- Task goal
Which lines in the records below contain the word "structured"? Copy each of them.

[Opening Data in this exercise section]

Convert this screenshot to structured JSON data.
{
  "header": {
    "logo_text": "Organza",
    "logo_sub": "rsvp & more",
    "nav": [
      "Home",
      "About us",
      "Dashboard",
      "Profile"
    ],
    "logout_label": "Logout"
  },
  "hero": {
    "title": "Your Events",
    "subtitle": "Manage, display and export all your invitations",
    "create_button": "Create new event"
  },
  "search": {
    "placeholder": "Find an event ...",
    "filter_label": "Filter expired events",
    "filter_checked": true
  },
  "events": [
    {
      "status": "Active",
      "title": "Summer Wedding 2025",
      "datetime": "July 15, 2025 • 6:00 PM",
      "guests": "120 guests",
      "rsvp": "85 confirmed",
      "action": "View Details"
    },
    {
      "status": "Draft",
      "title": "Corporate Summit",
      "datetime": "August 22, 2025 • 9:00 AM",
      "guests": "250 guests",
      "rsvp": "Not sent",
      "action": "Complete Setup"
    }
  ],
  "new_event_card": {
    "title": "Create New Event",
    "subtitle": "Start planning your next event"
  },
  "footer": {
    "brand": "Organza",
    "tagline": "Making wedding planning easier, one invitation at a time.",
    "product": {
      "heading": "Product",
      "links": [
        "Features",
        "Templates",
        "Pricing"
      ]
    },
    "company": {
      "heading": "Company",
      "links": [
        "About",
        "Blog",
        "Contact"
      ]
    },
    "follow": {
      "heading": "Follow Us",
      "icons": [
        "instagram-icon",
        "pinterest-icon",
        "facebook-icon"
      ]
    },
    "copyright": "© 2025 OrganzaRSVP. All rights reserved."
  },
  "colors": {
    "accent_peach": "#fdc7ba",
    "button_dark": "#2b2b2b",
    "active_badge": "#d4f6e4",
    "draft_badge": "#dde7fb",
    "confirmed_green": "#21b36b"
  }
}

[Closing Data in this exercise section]
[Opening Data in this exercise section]

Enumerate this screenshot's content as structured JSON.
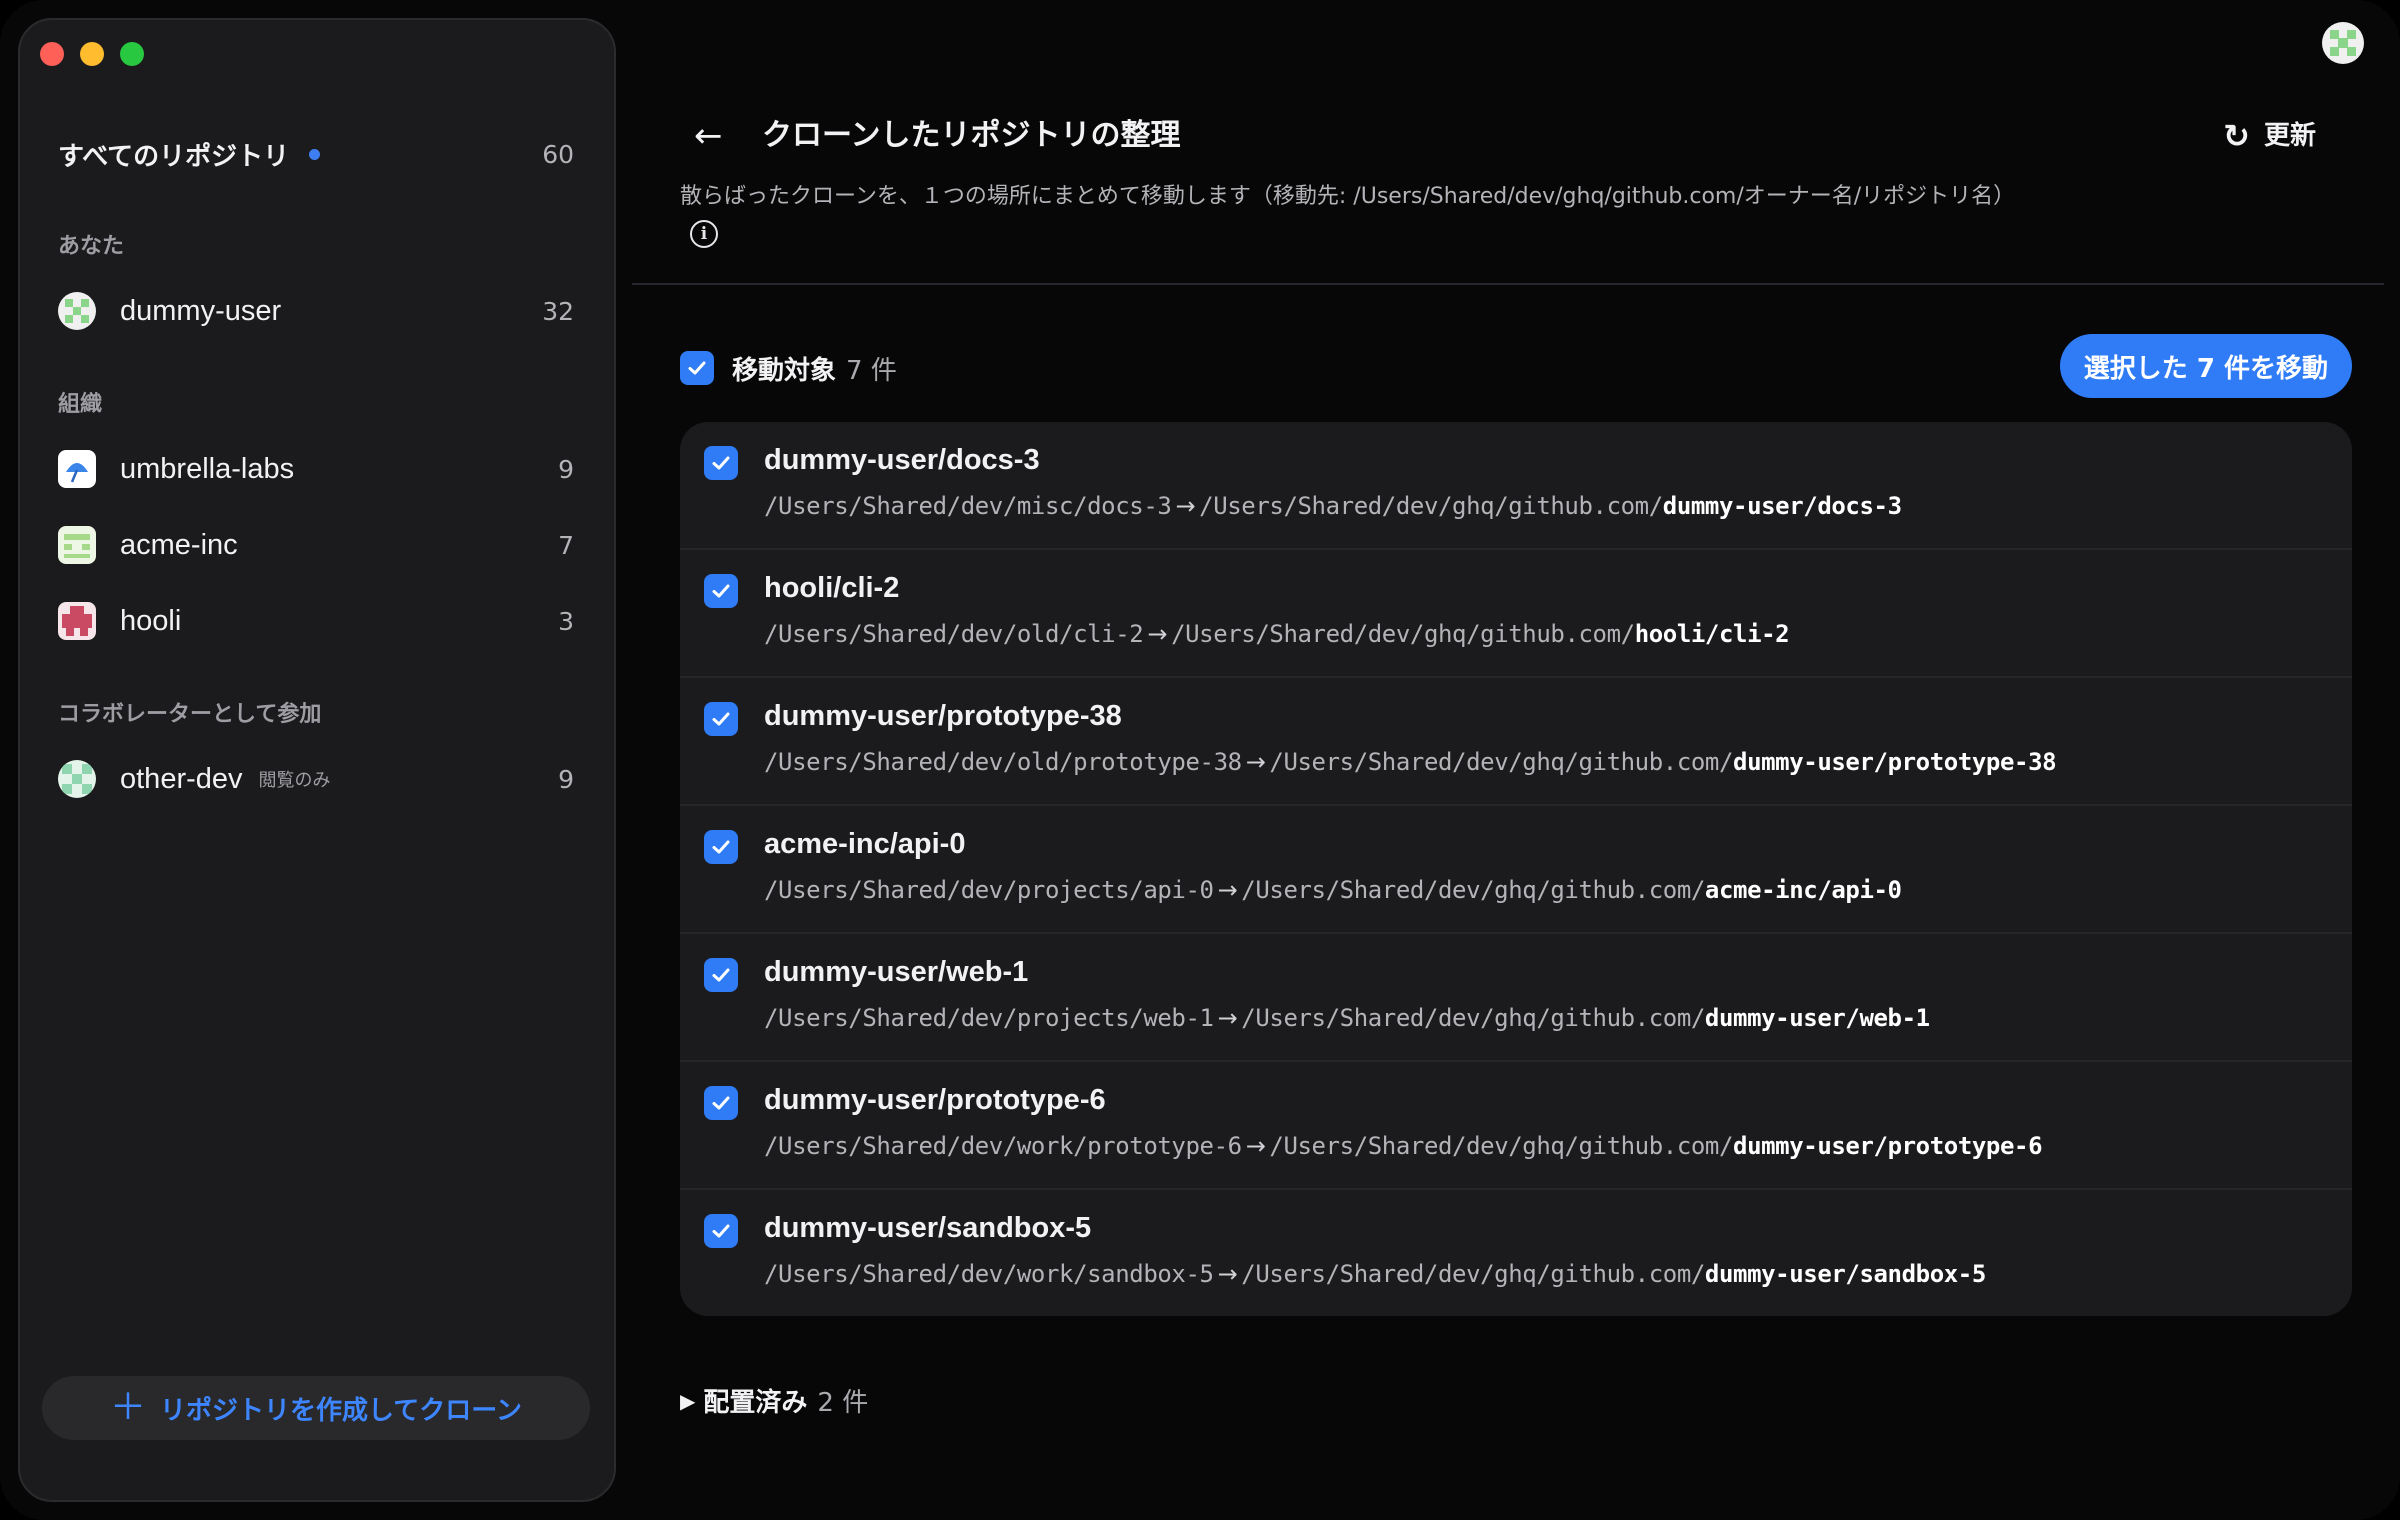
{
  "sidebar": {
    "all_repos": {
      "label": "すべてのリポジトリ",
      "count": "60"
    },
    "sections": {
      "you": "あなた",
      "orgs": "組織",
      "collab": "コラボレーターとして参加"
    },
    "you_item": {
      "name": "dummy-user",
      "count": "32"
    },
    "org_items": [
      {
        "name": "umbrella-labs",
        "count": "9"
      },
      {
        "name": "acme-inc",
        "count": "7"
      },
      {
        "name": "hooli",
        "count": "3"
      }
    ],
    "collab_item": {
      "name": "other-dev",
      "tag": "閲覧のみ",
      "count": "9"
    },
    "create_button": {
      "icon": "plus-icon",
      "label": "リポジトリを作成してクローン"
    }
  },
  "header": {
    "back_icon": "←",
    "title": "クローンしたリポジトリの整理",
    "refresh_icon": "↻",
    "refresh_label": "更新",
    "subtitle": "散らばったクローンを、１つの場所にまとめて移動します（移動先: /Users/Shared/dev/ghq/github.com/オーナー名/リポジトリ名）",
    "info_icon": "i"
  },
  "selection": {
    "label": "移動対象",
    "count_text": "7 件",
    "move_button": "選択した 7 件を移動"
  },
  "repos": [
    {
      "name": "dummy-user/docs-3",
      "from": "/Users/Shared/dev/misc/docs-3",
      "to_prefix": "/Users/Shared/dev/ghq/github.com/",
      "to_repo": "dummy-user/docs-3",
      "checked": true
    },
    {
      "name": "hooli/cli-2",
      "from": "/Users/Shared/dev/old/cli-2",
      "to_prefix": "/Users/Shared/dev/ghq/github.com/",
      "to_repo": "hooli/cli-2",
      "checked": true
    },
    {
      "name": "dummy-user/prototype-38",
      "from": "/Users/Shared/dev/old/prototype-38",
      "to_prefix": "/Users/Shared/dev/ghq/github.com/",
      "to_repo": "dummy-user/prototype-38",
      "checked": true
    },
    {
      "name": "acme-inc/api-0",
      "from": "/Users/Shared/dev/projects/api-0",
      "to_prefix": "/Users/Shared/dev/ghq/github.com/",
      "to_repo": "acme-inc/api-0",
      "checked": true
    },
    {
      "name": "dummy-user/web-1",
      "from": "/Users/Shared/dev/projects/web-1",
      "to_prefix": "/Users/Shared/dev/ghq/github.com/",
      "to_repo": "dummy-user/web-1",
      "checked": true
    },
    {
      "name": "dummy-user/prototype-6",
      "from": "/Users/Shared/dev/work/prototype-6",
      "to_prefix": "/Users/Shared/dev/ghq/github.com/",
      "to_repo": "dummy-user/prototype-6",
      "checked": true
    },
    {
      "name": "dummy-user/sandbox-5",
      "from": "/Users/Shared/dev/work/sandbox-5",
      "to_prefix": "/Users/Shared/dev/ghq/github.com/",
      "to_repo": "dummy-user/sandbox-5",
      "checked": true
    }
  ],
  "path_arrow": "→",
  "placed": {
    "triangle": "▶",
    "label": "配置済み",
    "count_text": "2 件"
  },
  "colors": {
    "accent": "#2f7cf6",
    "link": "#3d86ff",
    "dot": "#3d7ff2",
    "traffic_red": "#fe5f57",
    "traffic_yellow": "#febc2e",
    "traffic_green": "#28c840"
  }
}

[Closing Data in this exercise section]
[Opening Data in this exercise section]

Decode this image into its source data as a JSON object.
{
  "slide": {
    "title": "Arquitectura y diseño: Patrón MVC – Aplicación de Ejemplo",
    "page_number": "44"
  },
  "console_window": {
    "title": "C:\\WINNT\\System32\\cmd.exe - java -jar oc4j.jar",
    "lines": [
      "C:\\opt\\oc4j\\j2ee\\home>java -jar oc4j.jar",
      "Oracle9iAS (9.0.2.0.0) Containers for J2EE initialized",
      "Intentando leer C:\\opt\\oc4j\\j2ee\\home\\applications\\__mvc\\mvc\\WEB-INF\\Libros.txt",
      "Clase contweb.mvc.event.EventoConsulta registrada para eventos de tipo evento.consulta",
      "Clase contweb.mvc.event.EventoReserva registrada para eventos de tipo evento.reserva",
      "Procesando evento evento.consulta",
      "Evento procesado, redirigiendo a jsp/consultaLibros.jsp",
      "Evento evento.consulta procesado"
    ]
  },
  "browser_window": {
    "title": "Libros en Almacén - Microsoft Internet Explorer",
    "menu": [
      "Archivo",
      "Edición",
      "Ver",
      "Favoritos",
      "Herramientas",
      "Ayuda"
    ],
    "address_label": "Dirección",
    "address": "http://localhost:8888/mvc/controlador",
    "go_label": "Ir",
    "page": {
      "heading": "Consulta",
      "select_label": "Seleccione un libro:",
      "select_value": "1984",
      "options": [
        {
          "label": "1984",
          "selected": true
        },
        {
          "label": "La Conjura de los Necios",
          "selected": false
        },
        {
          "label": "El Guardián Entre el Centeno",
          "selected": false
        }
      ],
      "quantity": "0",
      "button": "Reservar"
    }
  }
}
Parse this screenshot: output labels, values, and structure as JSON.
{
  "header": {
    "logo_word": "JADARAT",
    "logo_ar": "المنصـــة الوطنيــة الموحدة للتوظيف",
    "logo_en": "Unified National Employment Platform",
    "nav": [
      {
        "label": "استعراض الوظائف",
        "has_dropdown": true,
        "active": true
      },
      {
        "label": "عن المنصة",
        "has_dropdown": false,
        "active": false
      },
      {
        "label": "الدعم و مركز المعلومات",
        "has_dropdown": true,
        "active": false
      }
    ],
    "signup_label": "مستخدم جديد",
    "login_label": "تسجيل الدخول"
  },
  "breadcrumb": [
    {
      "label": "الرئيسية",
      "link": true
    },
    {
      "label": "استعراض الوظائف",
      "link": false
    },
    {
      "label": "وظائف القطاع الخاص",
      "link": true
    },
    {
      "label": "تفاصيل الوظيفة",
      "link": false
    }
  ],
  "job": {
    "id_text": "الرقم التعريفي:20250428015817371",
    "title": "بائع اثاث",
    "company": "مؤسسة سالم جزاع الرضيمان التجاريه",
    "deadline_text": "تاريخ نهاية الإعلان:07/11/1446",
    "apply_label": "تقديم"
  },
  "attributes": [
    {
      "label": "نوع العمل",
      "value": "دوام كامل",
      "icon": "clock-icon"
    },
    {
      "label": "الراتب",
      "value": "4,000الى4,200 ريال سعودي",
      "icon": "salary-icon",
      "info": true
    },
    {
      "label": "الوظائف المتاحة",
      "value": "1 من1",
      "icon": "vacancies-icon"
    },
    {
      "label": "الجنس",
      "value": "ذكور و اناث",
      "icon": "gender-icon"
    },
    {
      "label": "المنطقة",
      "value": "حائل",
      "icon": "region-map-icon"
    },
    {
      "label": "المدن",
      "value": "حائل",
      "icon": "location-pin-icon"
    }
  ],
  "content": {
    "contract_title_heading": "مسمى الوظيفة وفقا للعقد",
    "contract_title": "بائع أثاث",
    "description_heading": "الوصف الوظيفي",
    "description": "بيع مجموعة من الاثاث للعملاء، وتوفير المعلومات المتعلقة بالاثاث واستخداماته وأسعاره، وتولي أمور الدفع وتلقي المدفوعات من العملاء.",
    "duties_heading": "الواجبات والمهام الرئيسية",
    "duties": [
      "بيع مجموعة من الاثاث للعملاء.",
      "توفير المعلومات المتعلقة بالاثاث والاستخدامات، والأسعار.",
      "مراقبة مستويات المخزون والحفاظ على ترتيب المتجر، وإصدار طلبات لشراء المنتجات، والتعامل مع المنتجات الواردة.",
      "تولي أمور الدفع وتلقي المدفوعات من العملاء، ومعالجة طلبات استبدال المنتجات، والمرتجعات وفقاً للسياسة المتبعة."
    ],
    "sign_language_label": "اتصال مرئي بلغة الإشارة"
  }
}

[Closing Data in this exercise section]

- Written solution
Convert this screenshot to structured JSON data.
Enumerate this screenshot's content as structured JSON.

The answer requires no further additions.